Every line below that includes the word "avatar" needs to be copied.

----------

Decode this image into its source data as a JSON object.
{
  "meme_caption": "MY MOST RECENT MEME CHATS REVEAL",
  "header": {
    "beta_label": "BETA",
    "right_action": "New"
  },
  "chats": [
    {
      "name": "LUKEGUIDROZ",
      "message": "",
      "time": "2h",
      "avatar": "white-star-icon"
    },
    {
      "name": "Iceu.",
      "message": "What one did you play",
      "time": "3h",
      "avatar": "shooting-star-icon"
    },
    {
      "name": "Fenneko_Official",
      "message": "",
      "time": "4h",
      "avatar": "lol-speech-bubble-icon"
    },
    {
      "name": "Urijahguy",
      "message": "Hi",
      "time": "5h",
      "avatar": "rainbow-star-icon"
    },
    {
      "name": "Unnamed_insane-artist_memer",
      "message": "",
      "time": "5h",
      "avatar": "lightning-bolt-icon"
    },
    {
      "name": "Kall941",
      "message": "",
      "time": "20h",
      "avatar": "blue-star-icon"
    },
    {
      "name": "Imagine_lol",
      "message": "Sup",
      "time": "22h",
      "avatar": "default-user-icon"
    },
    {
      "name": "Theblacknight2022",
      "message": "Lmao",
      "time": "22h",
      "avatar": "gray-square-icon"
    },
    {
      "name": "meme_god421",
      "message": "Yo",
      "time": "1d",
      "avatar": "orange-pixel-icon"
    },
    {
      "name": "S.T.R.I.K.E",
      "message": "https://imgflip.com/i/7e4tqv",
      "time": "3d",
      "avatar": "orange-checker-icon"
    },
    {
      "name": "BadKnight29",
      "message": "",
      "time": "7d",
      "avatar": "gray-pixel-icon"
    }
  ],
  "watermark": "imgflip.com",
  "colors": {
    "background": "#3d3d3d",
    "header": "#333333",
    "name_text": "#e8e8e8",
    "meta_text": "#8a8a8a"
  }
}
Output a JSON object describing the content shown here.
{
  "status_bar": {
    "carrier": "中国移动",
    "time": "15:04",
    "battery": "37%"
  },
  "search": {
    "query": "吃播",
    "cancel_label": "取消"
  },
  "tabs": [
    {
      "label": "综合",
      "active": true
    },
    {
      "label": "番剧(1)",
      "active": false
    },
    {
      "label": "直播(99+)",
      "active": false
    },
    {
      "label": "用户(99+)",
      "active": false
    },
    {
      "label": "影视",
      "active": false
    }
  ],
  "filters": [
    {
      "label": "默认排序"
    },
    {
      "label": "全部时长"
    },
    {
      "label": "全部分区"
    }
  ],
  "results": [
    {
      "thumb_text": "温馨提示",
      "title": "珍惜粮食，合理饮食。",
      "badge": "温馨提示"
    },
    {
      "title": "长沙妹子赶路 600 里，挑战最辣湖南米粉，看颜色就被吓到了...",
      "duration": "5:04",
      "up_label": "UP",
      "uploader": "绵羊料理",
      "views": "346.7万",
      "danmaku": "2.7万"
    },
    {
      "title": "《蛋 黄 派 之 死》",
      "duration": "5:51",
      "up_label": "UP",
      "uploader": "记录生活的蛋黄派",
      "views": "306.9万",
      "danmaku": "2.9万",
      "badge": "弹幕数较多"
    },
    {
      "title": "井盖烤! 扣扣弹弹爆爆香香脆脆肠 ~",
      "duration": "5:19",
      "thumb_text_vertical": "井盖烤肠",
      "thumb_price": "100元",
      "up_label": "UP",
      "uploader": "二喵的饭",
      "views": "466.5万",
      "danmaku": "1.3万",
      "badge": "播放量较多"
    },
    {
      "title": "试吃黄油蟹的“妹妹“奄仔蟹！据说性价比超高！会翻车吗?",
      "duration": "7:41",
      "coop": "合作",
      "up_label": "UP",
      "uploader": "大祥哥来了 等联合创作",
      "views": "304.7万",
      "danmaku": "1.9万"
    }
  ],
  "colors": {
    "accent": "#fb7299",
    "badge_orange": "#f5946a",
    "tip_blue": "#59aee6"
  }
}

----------

> [Task output]:
      "avatar": "white-star-icon"
      "avatar": "shooting-star-icon"
      "avatar": "lol-speech-bubble-icon"
      "avatar": "rainbow-star-icon"
      "avatar": "lightning-bolt-icon"
      "avatar": "blue-star-icon"
      "avatar": "default-user-icon"
      "avatar": "gray-square-icon"
      "avatar": "orange-pixel-icon"
      "avatar": "orange-checker-icon"
      "avatar": "gray-pixel-icon"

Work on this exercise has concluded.